1.  Does the Oregon State Police “license” vendor companies?
 
No.  The individual Tribes license vendors.  The Oregon State Police, Tribal Gaming    
Section investigates a gaming vendor to determine suitability to conduct business with the nine  

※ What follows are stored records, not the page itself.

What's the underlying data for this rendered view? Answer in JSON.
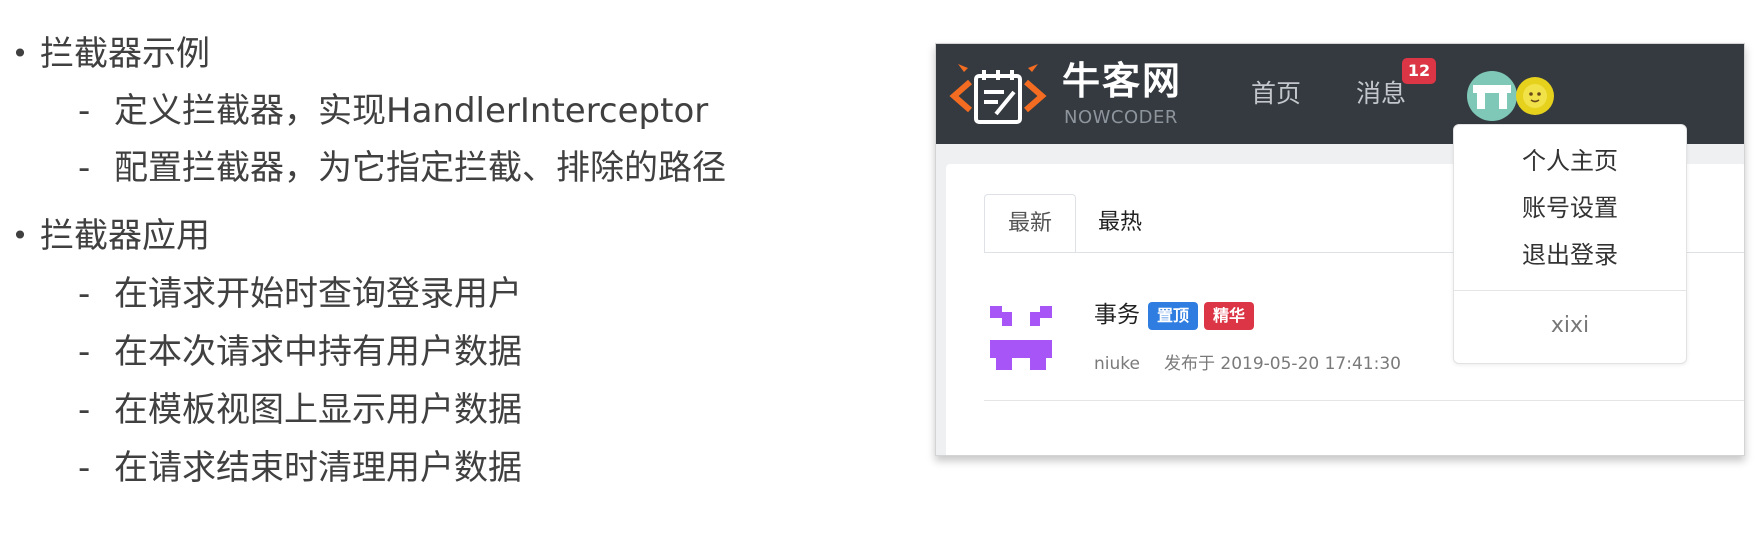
{
  "outline": [
    {
      "level": 1,
      "text": "拦截器示例"
    },
    {
      "level": 2,
      "text": "定义拦截器，实现HandlerInterceptor"
    },
    {
      "level": 2,
      "text": "配置拦截器，为它指定拦截、排除的路径"
    },
    {
      "level": 1,
      "text": "拦截器应用"
    },
    {
      "level": 2,
      "text": "在请求开始时查询登录用户"
    },
    {
      "level": 2,
      "text": "在本次请求中持有用户数据"
    },
    {
      "level": 2,
      "text": "在模板视图上显示用户数据"
    },
    {
      "level": 2,
      "text": "在请求结束时清理用户数据"
    }
  ],
  "bullet_char": "•",
  "dash_char": "-",
  "screenshot": {
    "brand": {
      "name": "牛客网",
      "subtitle": "NOWCODER"
    },
    "nav": {
      "home": "首页",
      "messages": "消息",
      "message_badge": "12"
    },
    "tabs": [
      "最新",
      "最热"
    ],
    "post": {
      "title": "事务",
      "tags": [
        "置顶",
        "精华"
      ],
      "author": "niuke",
      "published": "发布于 2019-05-20 17:41:30"
    },
    "dropdown": {
      "items": [
        "个人主页",
        "账号设置",
        "退出登录"
      ],
      "username": "xixi"
    },
    "colors": {
      "navbar": "#343a40",
      "badge": "#dc3545",
      "tag_top": "#2f7de1",
      "tag_fine": "#dc3545",
      "logo_orange": "#f36c21",
      "avatar_purple": "#a855f7"
    },
    "icons": [
      "nowcoder-logo-icon",
      "user-avatar-icon",
      "small-avatar-icon",
      "post-author-avatar-icon"
    ]
  }
}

Oregon Tribes, per their respective Compact.
 
2. What is Class III Gaming?
 
Class III gaming is a definition first found in the Indian Gaming Regulatory Act of 1988. Class III refers to all classes of gaming that are not Class I, which are traditional forms of tribal gaming and charity type bingo and Class II which is   high stakes bingo and certain non-banked card games. Class III gaming is casino type gaming like slot machines and table games. The definition of Class III gaming also includes lotteries, pari-mutuel wagering, and sports book betting.
 
3.  How many Tribal casinos’ are there in Oregon?
 
Nine
 
4.  What types of gaming are regulated?
 
All forms of tribal government gaming are regulated. Class I gaming is under the   complete authority of Tribal governments. Class II gaming is regulated primarily   by Tribal gaming commissions and secondarily by the National Indian Gaming Commission. Class III gaming is regulated primarily by the Tribal gaming commissions and the Oregon State Police. To conduct Class III gaming a Tribal government must enter into a Class III gaming compact with the State and have it approved by the Department of Interior.  The compact can allocate regulatory responsibilities between the tribe and the state.
 
5.  What is social gaming?
 
A game, other than a lottery, between players in a private home where no house   player, house bank or house odds exist and there is no house income from the operation of the social game; and
 
If authorized pursuant to ORS 167.121, a game, other than a lottery, between players in a private business, private club or place of public accommodation where no house player, house bank or house odds exist and there is no house income from the operation of the social game.
 
6.  Does the State regulate social gaming?
           
No.  Oregon Revised Statue 167.121, local regulation of social gamesCounties and cities may, by ordinance, authorize the playing or conducting of a social game in a private business, private club or in a place of public accommodation. Such ordinances may provide for regulation or licensing of the social games authorized.
 
Note: 167.121 was enacted into law by the Legislative Assembly but was not added to or made a part of ORS chapter 167 or any series therein by legislative action.  See Preface to Oregon Revised Statutes for further explanation.
 
Last updated: September 28, 2006